McFerran Law has been a fixture in the legal community in the State of Washington for over 35 years. Our attorneys have significant experience representing both residential and commercial real estate clients engaging us to legally force the seller to sell certain real estate to a purchaser when the seller attempts to walk away from their contract to sell.
What is Specific Performance in Real Estate Law?
Clients in the state of Washington have a wide range of authority to act under the law. While most the parties asked the court to award them money damages, the court also has equitable power to actually legally force a party to complete a real estate transaction. By initiating a specific performance cause of action, the buyer mostly (but seller sometimes) may ask the court to legally compel or force the other party to perform its contractual obligation to either close the purchase or close the sale of the property. The non-defaulting party, in essence, will ask the court for the equitable remedy of specific performance based upon the underlying action for breach of the purchase and sale agreement
In the State of Washington these actions are a somewhat uncommon remedy pursued for both residential and commercial transactions. A robust and quickly appreciated marketplace occasions seller to attempt to breach an agreement to sell when another more favorable offer could be in play.
Specific performance is more commonly pursued in real estate transactions versus other types of business transactions as the unique nature of each piece of real estate allows a buyer to acquire that specific unique property.
Requirements for a Successful Specific Performance Action
If you are a buyer reading this article and you are seeking specific performance from your seller, then you need to know that the courts in Washington require a higher level of proof in order for the case to be successful. It is called “clear, cogent and convincing evidence”. Our attorneys are well-versed on this important criterion and will initially evaluate your case to make sure you have the legal ammunition necessary to be successful in court. That’s the first test.

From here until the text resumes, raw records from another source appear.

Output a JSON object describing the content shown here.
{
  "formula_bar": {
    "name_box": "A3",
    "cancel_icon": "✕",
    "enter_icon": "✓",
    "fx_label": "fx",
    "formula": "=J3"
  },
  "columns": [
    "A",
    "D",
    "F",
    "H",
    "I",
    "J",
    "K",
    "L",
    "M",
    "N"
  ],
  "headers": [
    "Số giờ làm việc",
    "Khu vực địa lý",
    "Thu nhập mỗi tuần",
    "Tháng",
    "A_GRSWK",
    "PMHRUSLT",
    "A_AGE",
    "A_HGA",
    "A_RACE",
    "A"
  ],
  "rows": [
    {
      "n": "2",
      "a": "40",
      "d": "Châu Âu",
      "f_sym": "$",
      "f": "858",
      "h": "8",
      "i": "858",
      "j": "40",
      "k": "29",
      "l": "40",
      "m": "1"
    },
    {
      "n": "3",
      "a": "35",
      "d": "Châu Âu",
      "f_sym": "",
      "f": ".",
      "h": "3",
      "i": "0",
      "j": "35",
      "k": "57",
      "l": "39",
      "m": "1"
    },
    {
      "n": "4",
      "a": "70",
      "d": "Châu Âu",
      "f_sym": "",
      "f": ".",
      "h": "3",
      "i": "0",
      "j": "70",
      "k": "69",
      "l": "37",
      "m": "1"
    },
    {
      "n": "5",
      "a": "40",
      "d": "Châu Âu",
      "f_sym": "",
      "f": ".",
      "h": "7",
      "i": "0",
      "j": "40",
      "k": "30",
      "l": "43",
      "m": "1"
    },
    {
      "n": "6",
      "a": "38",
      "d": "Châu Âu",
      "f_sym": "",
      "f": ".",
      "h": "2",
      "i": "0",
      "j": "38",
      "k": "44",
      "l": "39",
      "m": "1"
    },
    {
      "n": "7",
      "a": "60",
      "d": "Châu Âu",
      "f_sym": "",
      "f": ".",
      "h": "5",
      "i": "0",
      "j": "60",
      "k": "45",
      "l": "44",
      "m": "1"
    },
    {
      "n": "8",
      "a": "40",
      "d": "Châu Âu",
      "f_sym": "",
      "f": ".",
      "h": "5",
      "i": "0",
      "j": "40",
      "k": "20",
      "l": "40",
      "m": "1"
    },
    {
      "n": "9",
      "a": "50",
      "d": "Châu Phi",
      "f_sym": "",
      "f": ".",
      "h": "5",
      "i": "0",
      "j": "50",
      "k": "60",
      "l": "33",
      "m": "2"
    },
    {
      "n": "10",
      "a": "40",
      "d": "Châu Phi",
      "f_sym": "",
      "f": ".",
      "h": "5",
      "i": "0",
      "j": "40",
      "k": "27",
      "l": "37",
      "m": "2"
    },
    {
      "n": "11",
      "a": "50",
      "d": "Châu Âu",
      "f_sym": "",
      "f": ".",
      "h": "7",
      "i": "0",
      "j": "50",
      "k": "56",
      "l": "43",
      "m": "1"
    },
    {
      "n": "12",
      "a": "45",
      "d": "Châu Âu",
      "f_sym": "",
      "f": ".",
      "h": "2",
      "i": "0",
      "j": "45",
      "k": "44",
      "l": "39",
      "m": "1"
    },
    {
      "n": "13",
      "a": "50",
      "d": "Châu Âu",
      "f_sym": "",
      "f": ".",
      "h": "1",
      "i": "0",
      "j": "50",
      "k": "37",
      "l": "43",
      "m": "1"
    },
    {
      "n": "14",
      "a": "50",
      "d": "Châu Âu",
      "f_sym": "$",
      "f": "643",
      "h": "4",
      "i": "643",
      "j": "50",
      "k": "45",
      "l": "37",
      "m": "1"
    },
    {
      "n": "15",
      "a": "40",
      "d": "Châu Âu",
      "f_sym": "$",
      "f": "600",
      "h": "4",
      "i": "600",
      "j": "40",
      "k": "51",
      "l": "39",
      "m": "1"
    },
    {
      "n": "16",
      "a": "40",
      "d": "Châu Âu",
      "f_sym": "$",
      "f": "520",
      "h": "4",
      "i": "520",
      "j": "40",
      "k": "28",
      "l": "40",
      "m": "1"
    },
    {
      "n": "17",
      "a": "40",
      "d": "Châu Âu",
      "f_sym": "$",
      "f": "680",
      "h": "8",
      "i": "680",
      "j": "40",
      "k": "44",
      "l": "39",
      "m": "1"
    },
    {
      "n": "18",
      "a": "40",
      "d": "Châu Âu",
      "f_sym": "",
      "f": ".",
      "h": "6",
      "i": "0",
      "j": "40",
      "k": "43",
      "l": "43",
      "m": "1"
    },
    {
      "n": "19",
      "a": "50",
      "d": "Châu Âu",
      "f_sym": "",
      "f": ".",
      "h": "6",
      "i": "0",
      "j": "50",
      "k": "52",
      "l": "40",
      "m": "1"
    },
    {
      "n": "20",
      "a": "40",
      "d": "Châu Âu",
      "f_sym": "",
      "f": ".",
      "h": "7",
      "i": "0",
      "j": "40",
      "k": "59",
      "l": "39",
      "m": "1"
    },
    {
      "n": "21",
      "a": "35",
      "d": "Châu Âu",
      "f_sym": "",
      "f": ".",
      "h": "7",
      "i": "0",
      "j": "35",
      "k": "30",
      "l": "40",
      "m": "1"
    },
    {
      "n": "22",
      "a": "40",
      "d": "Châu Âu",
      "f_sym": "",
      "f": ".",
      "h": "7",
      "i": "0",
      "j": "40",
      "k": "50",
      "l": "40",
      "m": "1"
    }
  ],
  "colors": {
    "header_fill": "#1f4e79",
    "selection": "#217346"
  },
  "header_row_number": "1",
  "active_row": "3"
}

If you are the buyers seeking specific performance, another key factor contributing to whether the court will grant you an award of specific performance is whether you have performed all of your obligations under the contract and remain “ready, willing and able” to purchase the property at all times. You do not have to always necessarily perform all provisions of the contract especially if the seller precluded performance in some fashion.
Our attorneys can determine and advise you on exactly what actions you should take or not take to strengthen your case. We take these matters very seriously and want to make sure that all our ducks are in a row even before we file our case with the court.
Our secret weapon is called a “Lis Pendens”. In cases where we represent the buyer we always record a Lis Pendens to give public notice to the whole world that an action is pending that literally precludes the seller from selling to anyone else until our action is resolved. It is a powerful-legal tool we always use.
Can You Get Money Damages as Well?
In any action our attorneys commence, we always ask the court for, not only specific performance, but also money damages as well. In many cases, we also asked the court to pay our attorney fees and costs. The damages are generally incidental to the decree of specific performance. The court is not limited to just specific performance. For example, the court could award a buyer reimbursement for a loan rate lock extension that the buyer pays that fee to keep their purchase money loan at the same rate while they pursue specific performance.
Examples of Specific Performance Matters
- Pursuing specific performance in a sale of a new residence by a contractor who attempted to change the plans to lower his costs.
- Successful action for specific performance of a purchase of a business opportunity and real estate from seller that would not show up for closing.
- Successful action for specific performance where seller claims various reasons to canceled the transactions none of which were uploaded by the court.
- Successful defense of an action for specific performance of the commercial property where the buyer failed to include a valid legal description blank the blank from being enforceable
- Successful detainer of a specific performance action where the real estate owner actually initialed the seller’s initials on purchase documents unknown to the seller, but known to the purchaser. Seller was blank